We are constantly surprised at how many properties struggle with this area. They think they are rate flexing, but in fact they are not truly matching prices to demand, and consequently they are losing out. The reason that hotels are behind the curve with rate flexing is likely to be because it is a relatively new phenomenon, really only taking firm hold in the last 3 years. 10 years ago if you changed your rates it could be 6 months before customers received your new brochure and found your new rates. Nowadays with the advent of Online Travel Agents and Channel Managers a newly uploaded rate can be visible to the buying public in 5 minutes. A customer can now compare 500 hotels in a city in 30 seconds, quickly sorting by price to find the property that suits their pocket. If you are 5€ too expensive you will lose the sale, if you are 5€ too cheap you will lose about 4€ of revenue (you may have only needed to be a euro cheaper than your competition or even the same price). Some of our city based hotels are reporting that even a price difference of 1€ can make a difference in whether they fill their property or not.
So we have a devised a simple exercise to test your rate flexing skills.

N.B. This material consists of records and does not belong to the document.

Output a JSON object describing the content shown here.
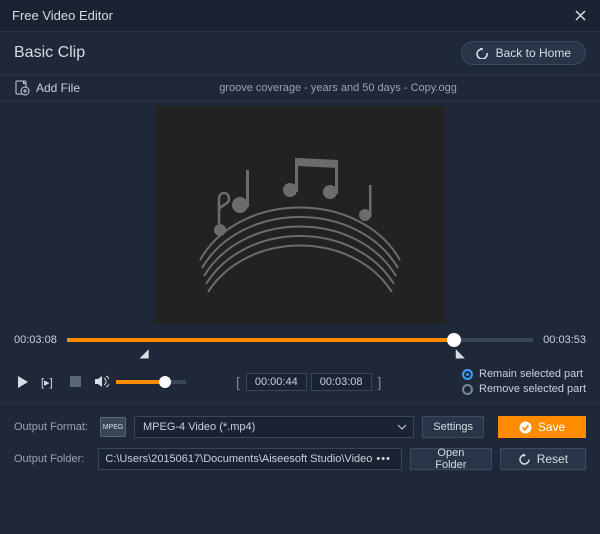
{
  "titlebar": {
    "title": "Free Video Editor"
  },
  "header": {
    "title": "Basic Clip",
    "back": "Back to Home"
  },
  "file": {
    "add": "Add File",
    "name": "groove coverage - years and 50 days - Copy.ogg"
  },
  "timeline": {
    "current": "00:03:08",
    "total": "00:03:53"
  },
  "range": {
    "start": "00:00:44",
    "end": "00:03:08"
  },
  "options": {
    "remain": "Remain selected part",
    "remove": "Remove selected part"
  },
  "output": {
    "formatLabel": "Output Format:",
    "formatIcon": "MPEG",
    "format": "MPEG-4 Video (*.mp4)",
    "settings": "Settings",
    "folderLabel": "Output Folder:",
    "folder": "C:\\Users\\20150617\\Documents\\Aiseesoft Studio\\Video",
    "open": "Open Folder",
    "save": "Save",
    "reset": "Reset"
  }
}
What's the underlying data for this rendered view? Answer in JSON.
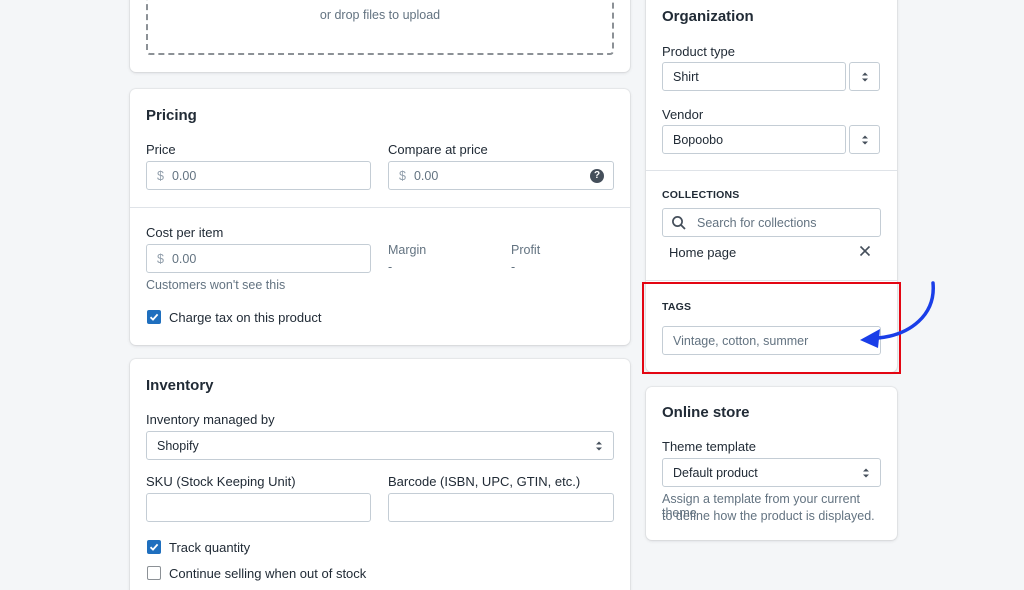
{
  "media": {
    "drop_text": "or drop files to upload"
  },
  "pricing": {
    "title": "Pricing",
    "price_label": "Price",
    "price_currency": "$",
    "price_value": "0.00",
    "compare_label": "Compare at price",
    "compare_currency": "$",
    "compare_value": "0.00",
    "cost_label": "Cost per item",
    "cost_currency": "$",
    "cost_value": "0.00",
    "cost_help": "Customers won't see this",
    "margin_label": "Margin",
    "margin_value": "-",
    "profit_label": "Profit",
    "profit_value": "-",
    "charge_tax_label": "Charge tax on this product",
    "charge_tax_checked": true
  },
  "inventory": {
    "title": "Inventory",
    "managed_label": "Inventory managed by",
    "managed_value": "Shopify",
    "sku_label": "SKU (Stock Keeping Unit)",
    "barcode_label": "Barcode (ISBN, UPC, GTIN, etc.)",
    "track_label": "Track quantity",
    "track_checked": true,
    "continue_label": "Continue selling when out of stock",
    "continue_checked": false
  },
  "organization": {
    "title": "Organization",
    "product_type_label": "Product type",
    "product_type_value": "Shirt",
    "vendor_label": "Vendor",
    "vendor_value": "Bopoobo",
    "collections_title": "COLLECTIONS",
    "collections_search_placeholder": "Search for collections",
    "collection_item": "Home page",
    "tags_title": "TAGS",
    "tags_placeholder": "Vintage, cotton, summer"
  },
  "online_store": {
    "title": "Online store",
    "theme_label": "Theme template",
    "theme_value": "Default product",
    "theme_help_line1": "Assign a template from your current theme",
    "theme_help_line2": "to define how the product is displayed."
  },
  "annotation": {
    "highlight_color": "#e30613",
    "arrow_color": "#1a3ee8"
  }
}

Look at the Demand Management Graphs below and list what you think are the likely problems. (answers at the bottom of this page...soon). You only need to know that the red line is the average room price and the blue line is demand (qty of searches for a room on a given day), you do not really need to know the raw statistics or the actual rates, just look at the trends.Property A
Property CProperty DAnswers
Property A - In spite of the demand being 4 times higher on some days, the rates are static, not being flexed at all.
Property B - In this case the propety is being very timid with rate flexing, only varying the rates slightly even though the demand is experiencing large swings.Also this property has not yet set up their rates for 2013.
Property C - This property IS flexing their rates, but curiously they do not seem to be matching the demand.
Property D - This property has its rates very closely matched to demand over the next 3 months. The 3 or 4 large increases that can be seen in rates in 2013 are likely to reflect dates that the property is expecting large demand, even though it is not showing up yet, ie Concerts, Festivals, Holidays etc